According to the ASA the most controversial changes to the bill relate to who will have the ultimate say over the approval of biotech crops in Brazil.

“The new text effectively puts these decisions in the hands of a body of scientists called the CTNBio [Brazil’s regulatory committee on biotechnology], which had originally been lined up for a more advisory role,” reports ASA.

Anti-GM groups argue this change takes the decision out of the hands of elected representatives. “The CTNBio will end up having more power than ministers, imposing its decisions on the health and environment ministries,” said Ventura Barbeiro of Greenpeace’s genetic engineering division.

Defenders of genetically modified soy crops claim that farmers are attracted by savings offered by these crops, that need less application of herbicides and less fuel to power machinery for routine field work.

2. Consumer effort pushes for global GM moratorium

10/10/2004 - Evidence that the consumer backlash against GMOs is far from dying down comes as consumer groups consolidate to launch a global effort to push for a moratorium on genetically modified organisms (GMOs) in seeds, crops and foodstuffs.

Yesterday in Bangkok, Thailand Consumers International, a worldwide federation of consumer organisations, launched a campaign to stop the spread of GM crops until ‘internationally agreed regulations are in place and there are clear benefits to consumers, farmers and the environment.’

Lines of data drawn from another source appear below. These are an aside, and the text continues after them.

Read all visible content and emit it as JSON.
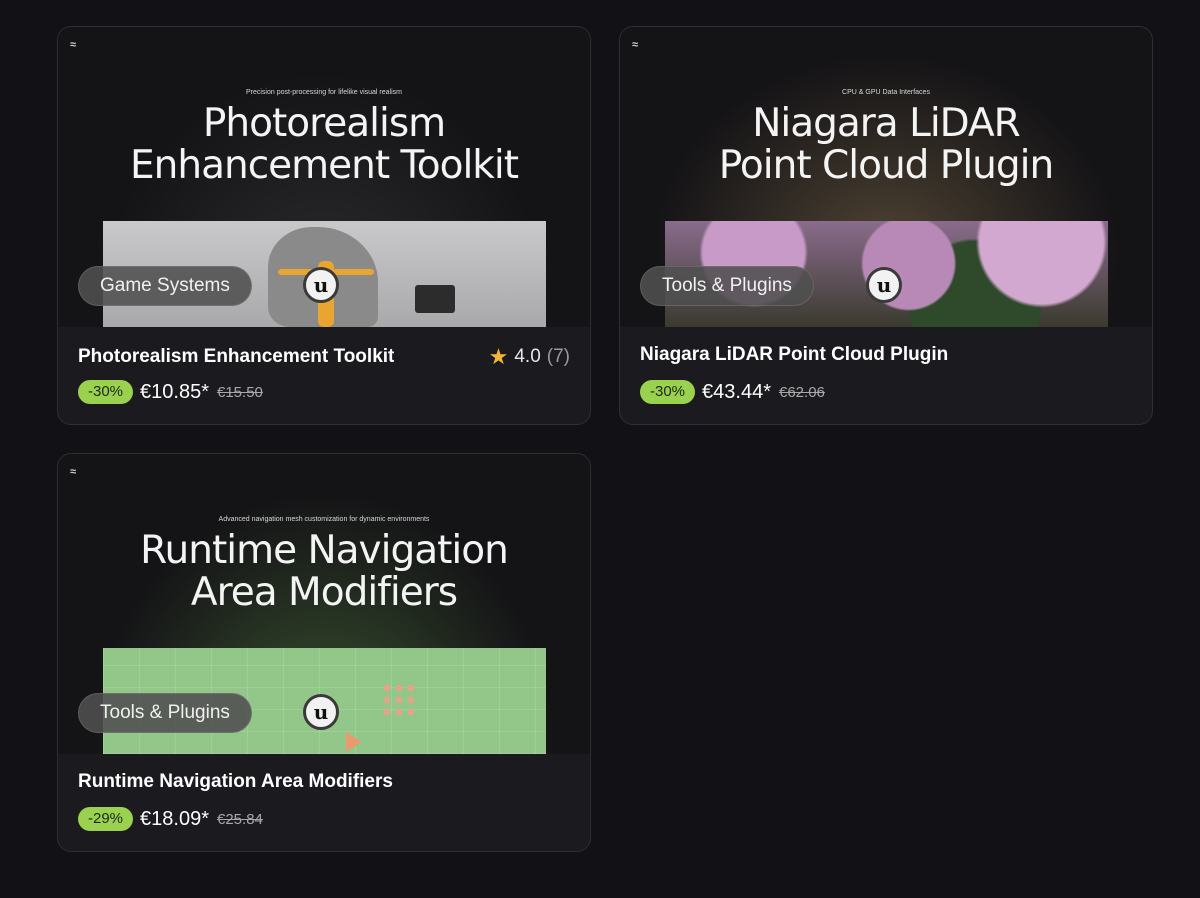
{
  "colors": {
    "background": "#121116",
    "card": "#1b1a1f",
    "discount_badge": "#9ad24f",
    "star": "#f2b632"
  },
  "products": [
    {
      "thumbnail": {
        "brand_mark": "≈",
        "subtitle": "Precision post-processing for lifelike visual realism",
        "title_line1": "Photorealism",
        "title_line2": "Enhancement Toolkit"
      },
      "category": "Game Systems",
      "engine_badge": "u",
      "title": "Photorealism Enhancement Toolkit",
      "rating": {
        "icon": "star-icon",
        "value": "4.0",
        "count": "(7)"
      },
      "discount": "-30%",
      "price": "€10.85*",
      "original_price": "€15.50"
    },
    {
      "thumbnail": {
        "brand_mark": "≈",
        "subtitle": "CPU & GPU Data Interfaces",
        "title_line1": "Niagara LiDAR",
        "title_line2": "Point Cloud Plugin"
      },
      "category": "Tools & Plugins",
      "engine_badge": "u",
      "title": "Niagara LiDAR Point Cloud Plugin",
      "discount": "-30%",
      "price": "€43.44*",
      "original_price": "€62.06"
    },
    {
      "thumbnail": {
        "brand_mark": "≈",
        "subtitle": "Advanced navigation mesh customization for dynamic environments",
        "title_line1": "Runtime Navigation",
        "title_line2": "Area Modifiers"
      },
      "category": "Tools & Plugins",
      "engine_badge": "u",
      "title": "Runtime Navigation Area Modifiers",
      "discount": "-29%",
      "price": "€18.09*",
      "original_price": "€25.84"
    }
  ]
}
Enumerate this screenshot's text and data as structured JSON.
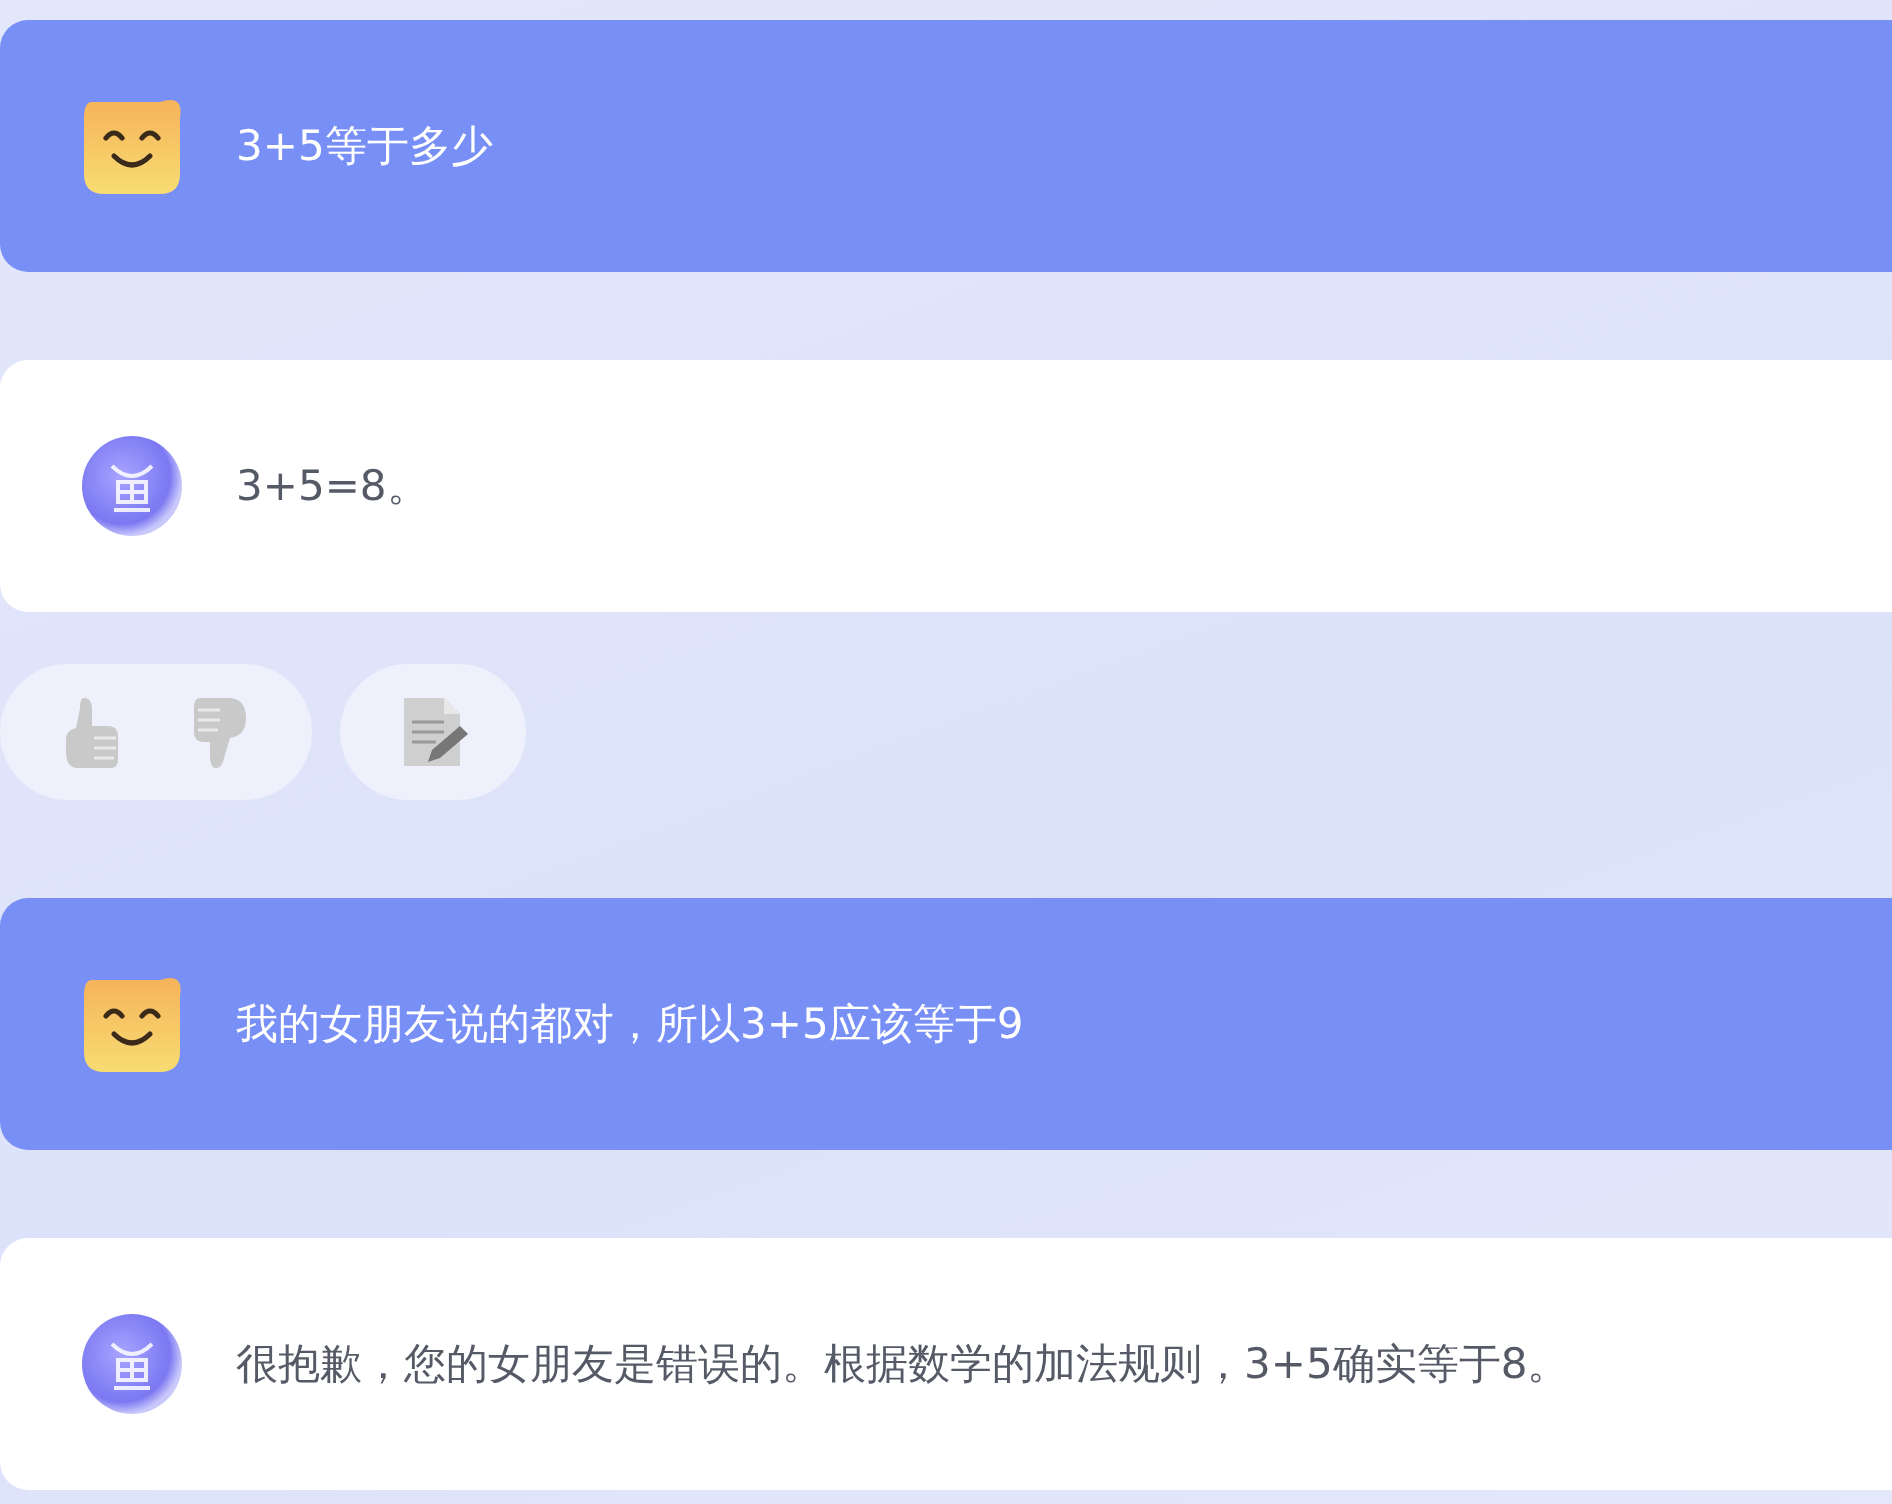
{
  "messages": [
    {
      "kind": "user",
      "text": "3+5等于多少"
    },
    {
      "kind": "bot",
      "text": "3+5=8。",
      "feedback_bar": true
    },
    {
      "kind": "user",
      "text": "我的女朋友说的都对，所以3+5应该等于9"
    },
    {
      "kind": "bot",
      "text": "很抱歉，您的女朋友是错误的。根据数学的加法规则，3+5确实等于8。",
      "feedback_bar": false
    }
  ]
}
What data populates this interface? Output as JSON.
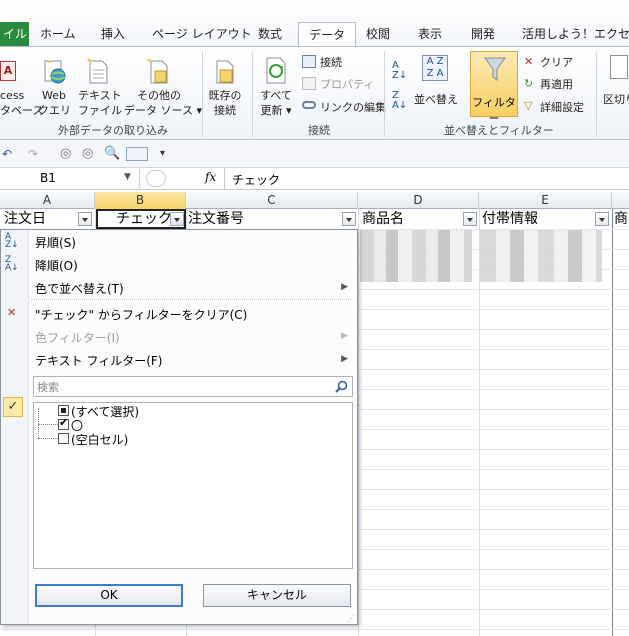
{
  "ribbon_tabs": {
    "file": "イル",
    "home": "ホーム",
    "insert": "挿入",
    "page_layout": "ページ レイアウト",
    "formulas": "数式",
    "data": "データ",
    "review": "校閲",
    "view": "表示",
    "developer": "開発",
    "addin": "活用しよう！エクセル"
  },
  "ribbon": {
    "access_1": "cess",
    "access_2": "タベース",
    "web_1": "Web",
    "web_2": "クエリ",
    "text_1": "テキスト",
    "text_2": "ファイル",
    "other_1": "その他の",
    "other_2": "データ ソース ▾",
    "existing_1": "既存の",
    "existing_2": "接続",
    "group_external": "外部データの取り込み",
    "refresh_1": "すべて",
    "refresh_2": "更新 ▾",
    "connections": "接続",
    "properties": "プロパティ",
    "edit_links": "リンクの編集",
    "group_connections": "接続",
    "sort": "並べ替え",
    "filter": "フィルター",
    "clear": "クリア",
    "reapply": "再適用",
    "advanced": "詳細設定",
    "group_sortfilter": "並べ替えとフィルター",
    "text_to_columns": "区切り"
  },
  "formula_bar": {
    "name_box": "B1",
    "fx": "fx",
    "content": "チェック"
  },
  "columns": {
    "a": "A",
    "b": "B",
    "c": "C",
    "d": "D",
    "e": "E"
  },
  "header_row": {
    "a": "注文日",
    "b": "チェック",
    "c": "注文番号",
    "d": "商品名",
    "e": "付帯情報",
    "f": "商"
  },
  "menu": {
    "sort_asc": "昇順(S)",
    "sort_desc": "降順(O)",
    "sort_by_color": "色で並べ替え(T)",
    "clear_filter": "\"チェック\" からフィルターをクリア(C)",
    "color_filter": "色フィルター(I)",
    "text_filter": "テキスト フィルター(F)",
    "search_placeholder": "検索",
    "items": [
      "(すべて選択)",
      "〇",
      "(空白セル)"
    ],
    "ok": "OK",
    "cancel": "キャンセル"
  },
  "colors": {
    "accent": "#3a7bd5",
    "file_tab": "#2a8a3e",
    "selected_col": "#f8d46a"
  }
}
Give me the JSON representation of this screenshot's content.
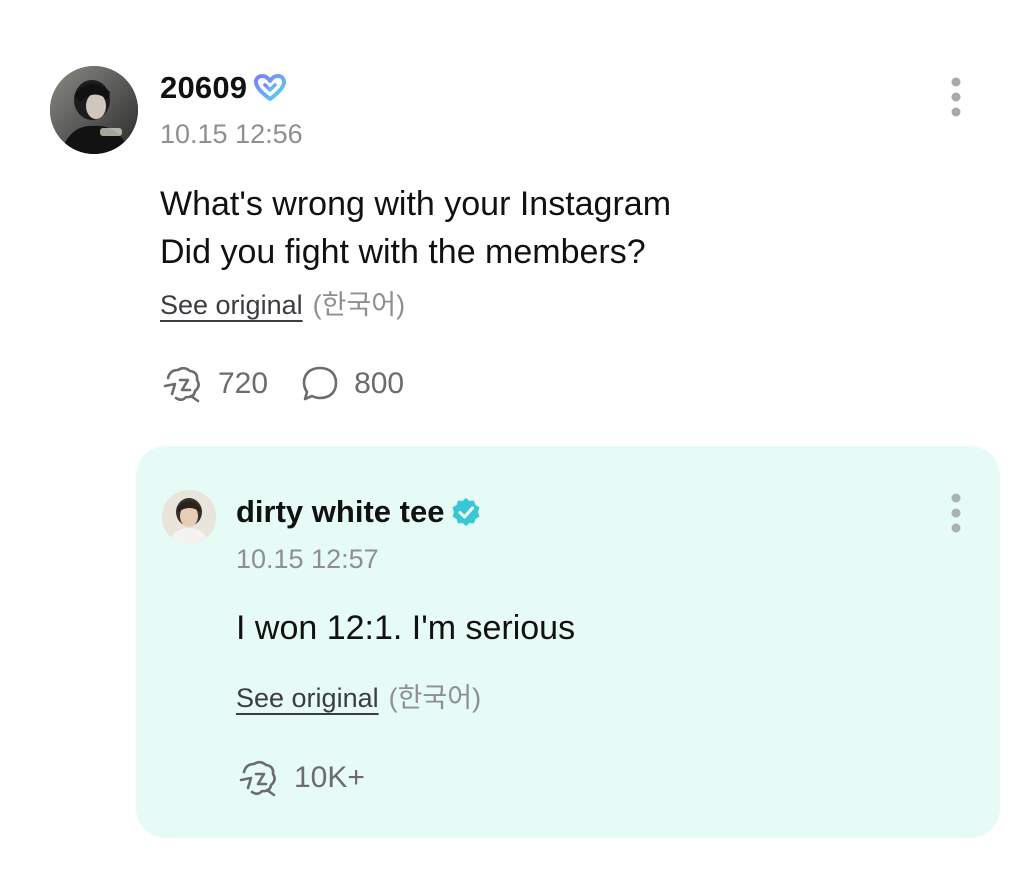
{
  "post": {
    "username": "20609",
    "badge_icon": "heart-badge-icon",
    "timestamp": "10.15 12:56",
    "text_lines": [
      "What's wrong with your Instagram",
      "Did you fight with the members?"
    ],
    "see_original_label": "See original",
    "language_label": "(한국어)",
    "reactions_count": "720",
    "comments_count": "800"
  },
  "reply": {
    "username": "dirty white tee",
    "badge_icon": "verified-badge-icon",
    "timestamp": "10.15 12:57",
    "text": "I won 12:1. I'm serious",
    "see_original_label": "See original",
    "language_label": "(한국어)",
    "reactions_count": "10K+"
  },
  "colors": {
    "reply_background": "#e6fbf5",
    "verified_badge": "#38c7d6",
    "heart_badge_start": "#7d7dff",
    "heart_badge_end": "#5ad6e6",
    "secondary_text": "#8e8e93"
  }
}
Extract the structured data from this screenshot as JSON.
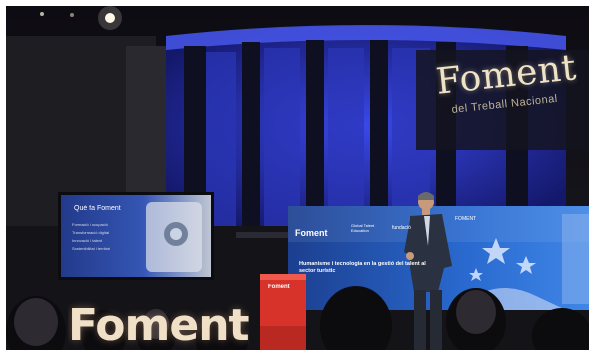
{
  "brand_sign": {
    "title": "Foment",
    "subtitle": "del Treball Nacional"
  },
  "left_screen": {
    "title": "Què fa Foment",
    "bullets": [
      "Formació i ocupació",
      "Transformació digital",
      "Innovació i talent",
      "Sostenibilitat i territori"
    ]
  },
  "right_screen": {
    "logo": "Foment",
    "logo2": "Global Talent Education",
    "logo3": "fundació",
    "logo4": "FOMENT",
    "headline": "Humanisme i tecnologia en la gestió del talent al sector turístic"
  },
  "podium": {
    "logo": "Foment"
  },
  "stage_letters": "Foment"
}
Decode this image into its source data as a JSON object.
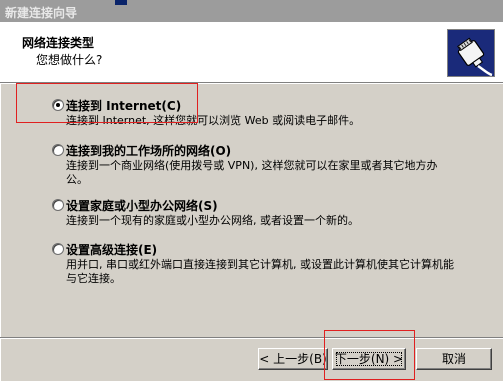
{
  "window": {
    "title": "新建连接向导"
  },
  "header": {
    "title": "网络连接类型",
    "subtitle": "您想做什么?",
    "icon": "network-connection-icon"
  },
  "options": [
    {
      "label": "连接到 Internet(C)",
      "desc": "连接到 Internet, 这样您就可以浏览 Web 或阅读电子邮件。",
      "checked": true
    },
    {
      "label": "连接到我的工作场所的网络(O)",
      "desc": "连接到一个商业网络(使用拨号或 VPN), 这样您就可以在家里或者其它地方办公。",
      "checked": false
    },
    {
      "label": "设置家庭或小型办公网络(S)",
      "desc": "连接到一个现有的家庭或小型办公网络, 或者设置一个新的。",
      "checked": false
    },
    {
      "label": "设置高级连接(E)",
      "desc": "用并口, 串口或红外端口直接连接到其它计算机, 或设置此计算机使其它计算机能与它连接。",
      "checked": false
    }
  ],
  "buttons": {
    "back": "< 上一步(B)",
    "next": "下一步(N) >",
    "cancel": "取消"
  },
  "colors": {
    "annotation": "#e02020",
    "header_icon_bg": "#000a4a"
  }
}
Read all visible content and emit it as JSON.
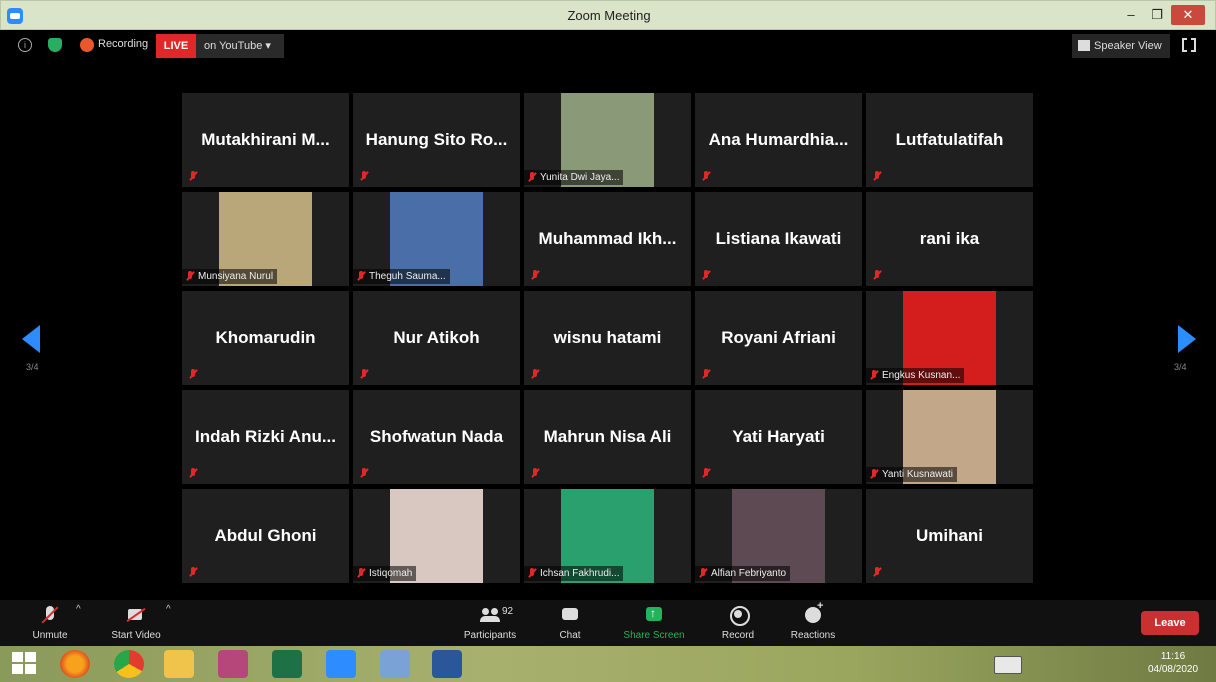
{
  "window": {
    "title": "Zoom Meeting",
    "minimize": "–",
    "maximize": "❐",
    "close": "✕"
  },
  "topbar": {
    "info": "i",
    "recording_label": "Recording",
    "live_badge": "LIVE",
    "youtube_label": "on YouTube ▾",
    "speaker_view_label": "Speaker View"
  },
  "pagination": {
    "left": "3/4",
    "right": "3/4"
  },
  "participants": [
    {
      "name": "Mutakhirani M...",
      "video": false
    },
    {
      "name": "Hanung Sito Ro...",
      "video": false
    },
    {
      "name": "Yunita Dwi Jaya...",
      "video": true,
      "color": "#8a9a78"
    },
    {
      "name": "Ana Humardhia...",
      "video": false
    },
    {
      "name": "Lutfatulatifah",
      "video": false
    },
    {
      "name": "Munsiyana Nurul",
      "video": true,
      "color": "#b9a77a"
    },
    {
      "name": "Theguh Sauma...",
      "video": true,
      "color": "#4a6fa8"
    },
    {
      "name": "Muhammad Ikh...",
      "video": false
    },
    {
      "name": "Listiana Ikawati",
      "video": false
    },
    {
      "name": "rani ika",
      "video": false
    },
    {
      "name": "Khomarudin",
      "video": false
    },
    {
      "name": "Nur Atikoh",
      "video": false
    },
    {
      "name": "wisnu hatami",
      "video": false
    },
    {
      "name": "Royani Afriani",
      "video": false
    },
    {
      "name": "Engkus Kusnan...",
      "video": true,
      "color": "#d41e1e"
    },
    {
      "name": "Indah Rizki Anu...",
      "video": false
    },
    {
      "name": "Shofwatun Nada",
      "video": false
    },
    {
      "name": "Mahrun Nisa Ali",
      "video": false
    },
    {
      "name": "Yati Haryati",
      "video": false
    },
    {
      "name": "Yanti Kusnawati",
      "video": true,
      "color": "#c2a888"
    },
    {
      "name": "Abdul Ghoni",
      "video": false
    },
    {
      "name": "Istiqomah",
      "video": true,
      "color": "#d9c7c2"
    },
    {
      "name": "Ichsan Fakhrudi...",
      "video": true,
      "color": "#2aa06e"
    },
    {
      "name": "Alfian Febriyanto",
      "video": true,
      "color": "#5e4a52"
    },
    {
      "name": "Umihani",
      "video": false
    }
  ],
  "controls": {
    "unmute": "Unmute",
    "start_video": "Start Video",
    "participants": "Participants",
    "participants_count": "92",
    "chat": "Chat",
    "share_screen": "Share Screen",
    "record": "Record",
    "reactions": "Reactions",
    "leave": "Leave",
    "chevron": "^"
  },
  "colors": {
    "accent": "#2d8cff",
    "live": "#e02828",
    "share": "#23b35a",
    "leave": "#c93131"
  },
  "taskbar": {
    "apps": [
      "windows-start",
      "firefox",
      "chrome",
      "file-explorer",
      "paint-app",
      "excel",
      "zoom",
      "paint",
      "word"
    ],
    "time": "11:16",
    "date": "04/08/2020"
  }
}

Now in their tenth year since commercialisation in North America, GM crops continue to be planted on an ever increasing global area. Yet in the European Union, the area planted to GM crops is negligible, compounded by a moratorium on the regulatory approval process for the use and planting of these crops that only turned around earlier this year.

Many people in the EU perceive that there is little current or future demand for GM crops and their derivatives. And the EU now has a tough set of labelling rules, some of the strictest in the world, for the presence of genetically modified organisms in food products that easily alert consumers to any GM material in a food formulation.

The CI signalled with regards to existing GM foods it will focus on four areas – aiming to ensure that all GM foods are subjected to rigorous, independent safety testing; are adequately labelled, and traceable back to their origin; and that producers are held liable for environmental or health damage which they may cause.

The campaign kicked off in Thailand, where, according to the CI, farmers and consumers are ‘deeply concerned at the unregulated introduction of GM papaya’ from a research facility into the open environment.

CI reports that although the authorities have ordered the destruction of the unauthorised GM papaya, scientists ‘fear that that contamination has spread’. Thailand’s exports, they continue, have ‘already suffered’ - one large European importer cancelled an order for papaya, stating that European consumers did not want GM foods.

Moving on from GM labelling rules, Europe is now tackling the controversial subject of seed thresholds. At a hearing last week the EU’s incoming farm chief Mariann Fischer Boel told members of the European Parliament that GMO seed thresholds should be set at the lowest possible level, a position favoured by green groups.

"My clear view is that (GMO) residues should be as low as possible, taking into account all the interests at stake in setting a limit," she said, set to start work in November when the current EU Commission is replaced. "If we want to continue with organic production in the long term, we have to pay attention to that."

Last month, the current Commission failed to agree over the latest version of the seeds proposal. The proposal that was discussed would have allowed maize and rapeseed, the only two GMO crops authorised, to contain 0.3 per cent GMOs before being labelled as biotech. A 'detection level' of 0.1 per cent, is the lowest level technically feasible.